Better still, we can do so happy in the knowledge that while we are buying cheap assets and avoiding expensive ones, traditional fund managers are doing the opposite. Think of it, says Hosking, as a poker game. If there is one player around the table who is both predictable and irrational, it makes the game much easier for everyone else. In the financial markets, the traditional fund manager is that player.

This article was first published in the Financial Times.

Merryn Somerset Webb

Merryn Somerset Webb started her career in Tokyo at public broadcaster NHK before becoming a Japanese equity broker at what was then Warburgs. She went on to work at SBC and UBS without moving from her desk in Kamiyacho (it was the age of mergers).

After five years in Japan she returned to work in the UK at Paribas. This soon became BNP Paribas. Again, no desk move was required. On leaving the City, Merryn helped The Week magazine with its City pages before becoming the launch editor of MoneyWeek in 2000 and taking on columns first in the Sunday Times and then in 2009 in the Financial Times

Twenty years on, MoneyWeek is the best-selling financial magazine in the UK. Merryn was its Editor in Chief until 2022. She is now a senior columnist at Bloomberg and host of the Merryn Talks Money podcast -  but still writes for Moneyweek monthly. 

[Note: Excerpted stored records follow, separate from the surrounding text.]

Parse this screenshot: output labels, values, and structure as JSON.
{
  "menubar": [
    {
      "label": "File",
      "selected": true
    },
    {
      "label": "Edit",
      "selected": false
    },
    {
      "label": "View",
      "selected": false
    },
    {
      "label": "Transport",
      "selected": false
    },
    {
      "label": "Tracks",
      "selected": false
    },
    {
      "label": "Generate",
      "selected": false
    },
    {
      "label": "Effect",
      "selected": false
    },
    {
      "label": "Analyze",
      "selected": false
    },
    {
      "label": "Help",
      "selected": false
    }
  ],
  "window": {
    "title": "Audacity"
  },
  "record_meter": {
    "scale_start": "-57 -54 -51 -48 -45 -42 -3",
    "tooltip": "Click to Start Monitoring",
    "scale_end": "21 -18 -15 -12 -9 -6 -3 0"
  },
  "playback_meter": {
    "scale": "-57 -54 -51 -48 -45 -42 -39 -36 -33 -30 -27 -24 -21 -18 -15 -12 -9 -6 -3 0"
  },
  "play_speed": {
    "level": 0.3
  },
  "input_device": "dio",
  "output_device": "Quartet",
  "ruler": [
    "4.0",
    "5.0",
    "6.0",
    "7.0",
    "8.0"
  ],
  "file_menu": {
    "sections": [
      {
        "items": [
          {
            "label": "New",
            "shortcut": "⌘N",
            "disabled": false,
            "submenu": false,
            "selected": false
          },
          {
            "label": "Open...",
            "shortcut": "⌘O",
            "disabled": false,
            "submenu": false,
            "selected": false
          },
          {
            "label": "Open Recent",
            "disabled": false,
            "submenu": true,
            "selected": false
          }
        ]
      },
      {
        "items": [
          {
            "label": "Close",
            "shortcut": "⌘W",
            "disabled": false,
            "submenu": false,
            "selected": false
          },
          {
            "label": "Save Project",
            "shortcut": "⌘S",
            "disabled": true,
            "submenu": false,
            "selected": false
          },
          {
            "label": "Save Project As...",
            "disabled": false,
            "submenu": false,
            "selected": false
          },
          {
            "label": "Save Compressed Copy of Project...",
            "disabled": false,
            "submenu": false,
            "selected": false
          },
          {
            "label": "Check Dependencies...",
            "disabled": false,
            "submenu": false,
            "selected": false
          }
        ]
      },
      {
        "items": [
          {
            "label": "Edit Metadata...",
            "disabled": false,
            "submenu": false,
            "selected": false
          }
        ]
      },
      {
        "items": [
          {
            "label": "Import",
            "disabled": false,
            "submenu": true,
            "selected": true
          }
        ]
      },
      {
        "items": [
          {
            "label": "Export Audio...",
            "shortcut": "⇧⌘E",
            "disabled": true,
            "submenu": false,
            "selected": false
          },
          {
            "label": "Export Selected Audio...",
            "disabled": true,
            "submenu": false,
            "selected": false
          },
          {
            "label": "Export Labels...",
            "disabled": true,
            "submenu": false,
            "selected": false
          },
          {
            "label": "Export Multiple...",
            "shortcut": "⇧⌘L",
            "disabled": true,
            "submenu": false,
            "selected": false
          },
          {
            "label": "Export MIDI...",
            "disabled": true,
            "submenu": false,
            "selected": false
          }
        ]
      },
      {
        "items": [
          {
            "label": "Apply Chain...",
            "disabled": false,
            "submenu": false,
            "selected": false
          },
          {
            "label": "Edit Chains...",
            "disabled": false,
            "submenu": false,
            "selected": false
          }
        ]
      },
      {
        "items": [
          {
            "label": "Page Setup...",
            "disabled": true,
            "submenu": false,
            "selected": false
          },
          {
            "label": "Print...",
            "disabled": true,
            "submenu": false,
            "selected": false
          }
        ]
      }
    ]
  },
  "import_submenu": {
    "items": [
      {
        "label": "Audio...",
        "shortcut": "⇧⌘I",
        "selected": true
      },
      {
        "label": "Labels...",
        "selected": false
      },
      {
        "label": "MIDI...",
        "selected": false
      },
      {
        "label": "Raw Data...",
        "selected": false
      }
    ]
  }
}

Merryn is also is a non executive director of two investment trusts – BlackRock Throgmorton, and the Murray Income Investment Trust.